Learning a new language is a great benefit for employees that increases confidence and performance.
Founder & CEO BRIC Language Systems
Perhaps an essential and tactical approach that organizations often overlook is language training. A 2016 study by Rosetta Stone shows that while 81 percent of the employees surveyed studied languages earlier in life, only 46 percent effectively used their learnings in the workplace.
Foreign language skills are vital in today’s global economy. Language proficiency supports executives to advance in their careers and helps multinational companies speed up overseas expansion. Every CEO or HR manager who wants to hire a language trainer struggles to quantify the value and benefit of language training to the business but there is convincing data to help them make their case.
Workers who receive language training become more confident and perform better.
Research shows that 70 percent of employees feel more confident in their work and interaction with teams, partners and vendors upon successfully completing language training. The top gainers by industry who feel the most impact are those in food and beverage, retail and communications industries. Meanwhile, employees in human resources, information technology and operations departments have expressed an increase in confidence and work productivity because they were given access to language training.
It’s reported that workers save an average of three hours or more weekly because of improved language skills. These wasted hours are likely spent with language translation or resolving problems caused by miscommunication amongst colleagues or between employees and their bosses.

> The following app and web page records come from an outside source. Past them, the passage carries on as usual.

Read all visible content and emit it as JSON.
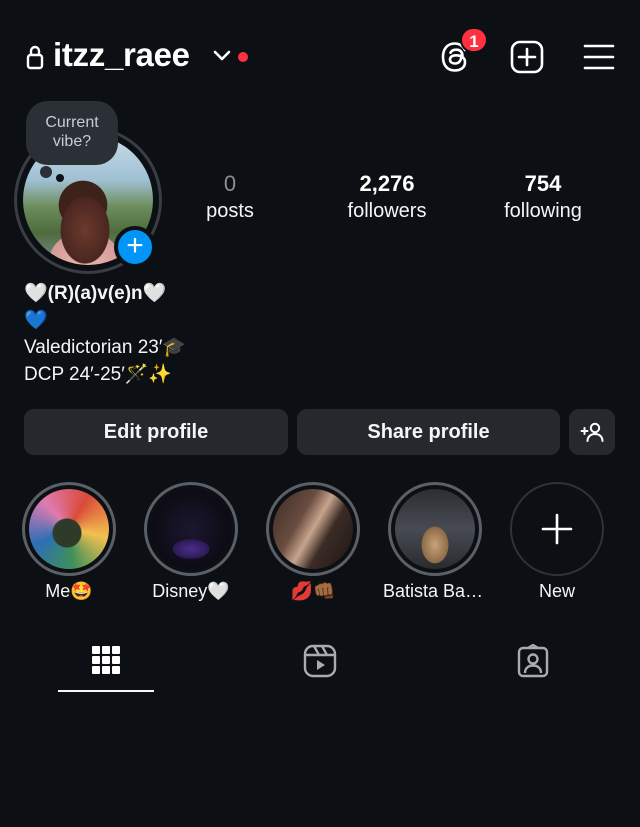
{
  "header": {
    "username": "itzz_raee",
    "notification_count": "1",
    "has_live_dot": true
  },
  "profile": {
    "vibe_prompt": "Current vibe?",
    "stats": [
      {
        "value": "0",
        "label": "posts"
      },
      {
        "value": "2,276",
        "label": "followers"
      },
      {
        "value": "754",
        "label": "following"
      }
    ],
    "bio": {
      "name_line": "🤍(R)(a)v(e)n🤍",
      "line2": "💙",
      "line3": "Valedictorian 23′🎓",
      "line4": "DCP 24′-25′🪄✨"
    }
  },
  "actions": {
    "edit_label": "Edit profile",
    "share_label": "Share profile"
  },
  "highlights": [
    {
      "label": "Me🤩"
    },
    {
      "label": "Disney🤍"
    },
    {
      "label": "💋👊🏾"
    },
    {
      "label": "Batista Bari..."
    },
    {
      "label": "New"
    }
  ],
  "tabs": [
    "grid",
    "reels",
    "tagged"
  ],
  "colors": {
    "background": "#0c1014",
    "accent_blue": "#0095f6",
    "badge_red": "#ff3040",
    "button_bg": "#25292e"
  }
}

Whether you’re a line-level worker or an expat leading regional operations, language proficiency improves your productivity and overall job performance.
The confidence and increased productivity these people experience directly leads to promotions and upward mobility within the organization or in new job opportunities. I am a prime example of this having gone from QC inspector up to VP of Asian operations in my time in China. After leaving China, an opportunity opened to start BRIC Language Systems. Had I not learned to speak Chinese, I would have never thought to start an online language school.
Shared language increases employee retention.
One of the biggest and most common challenges for human resource managers or executives is keeping employees happy. According to an IDG Research Services’ survey, business line leaders have reported employee retention as their no. 1 long-term strategy priority.
In ethnically-diverse cities in North America like New York City, Los Angeles and Miami, it’s typical to manage employees whose native tongue is either Spanish or Chinese. While written foreign language proficiency can result in faster work turnaround, it’s equally important that employees can communicate comfortably with co-workers and managers in their commonly used language.
Day-to-day work is affected when a new hire does not speak the language of the team. The employee might feel ostracized, unable to establish rapport with colleagues and build trust with supervisors. Turnover is costly, and related expenses hurt the bottom line financials and team morale.
Meanwhile, employees who are given language training feel rewarded and more engaged in their work because their company invested in their personal and professional growth. Workers in the food and beverage industry who received employer-provided language training report they are more likely to remain with their current company.
It isn’t just work that frustrates an employee who doesn’t speak the native language. While living in China, prior to learning Mandarin, I had to renegotiate the price of each and every haircut. I always went to the same shop and the same barber, but every time I saw him he wanted to renegotiate. We always wound up at 30 RMB. This was very frustrating, especially in a shop with no A.C. on a 90-degree day. This only stopped when I learned the language, and so did a lot of other nonsense. That made my day-to-day life much easier.
Companies, truly know thy customer.
Knowing the local language is crucial to succeeding in foreign markets. You can’t serve diverse customers on a day-to-day-basis if you don’t understand each other. Most countries have multiple languages, and nuances in tone, pronunciation and delivery all affect how people perceive the message you want to send.
The largest global consumer-facing businesses all agree that you must speak the language of your customers, wherever they may be. At companies like Booking.com, a business that operates in more than 220 countries, employing people who can talk to customers in dozens of languages is a key priority. Unlike big corporations in the telecommunications or banking industries, Booking.com strongly believes that customer service shouldn’t be outsourced only to cut costs. The company delivers a satisfactory customer service experience with multilingual employees who fix problems quickly on the phone. Their data confirms that this helps retain customers in the long run.
As another example, companies that want to capture new markets should know the target customer’s local language to effectively launch marketing campaigns. It’s not enough to just hire an external agency to do the work for you. As the person in charge of delivering brand promise, you must ensure that value propositions and messaging are accurately translated and delivered to the market. If you are determined to acquire and keep loyal customers, your team should invest in learning the local language. Not only will your company be able work with external arms to effectively push out global campaigns, but you’ll also be able showcase dedication to understanding who your customer really is.
So whether it’s improving employee engagement and retention or earning customer satisfaction and loyalty, it’s undeniable that language training can positively impact businesses immediately, and in the future.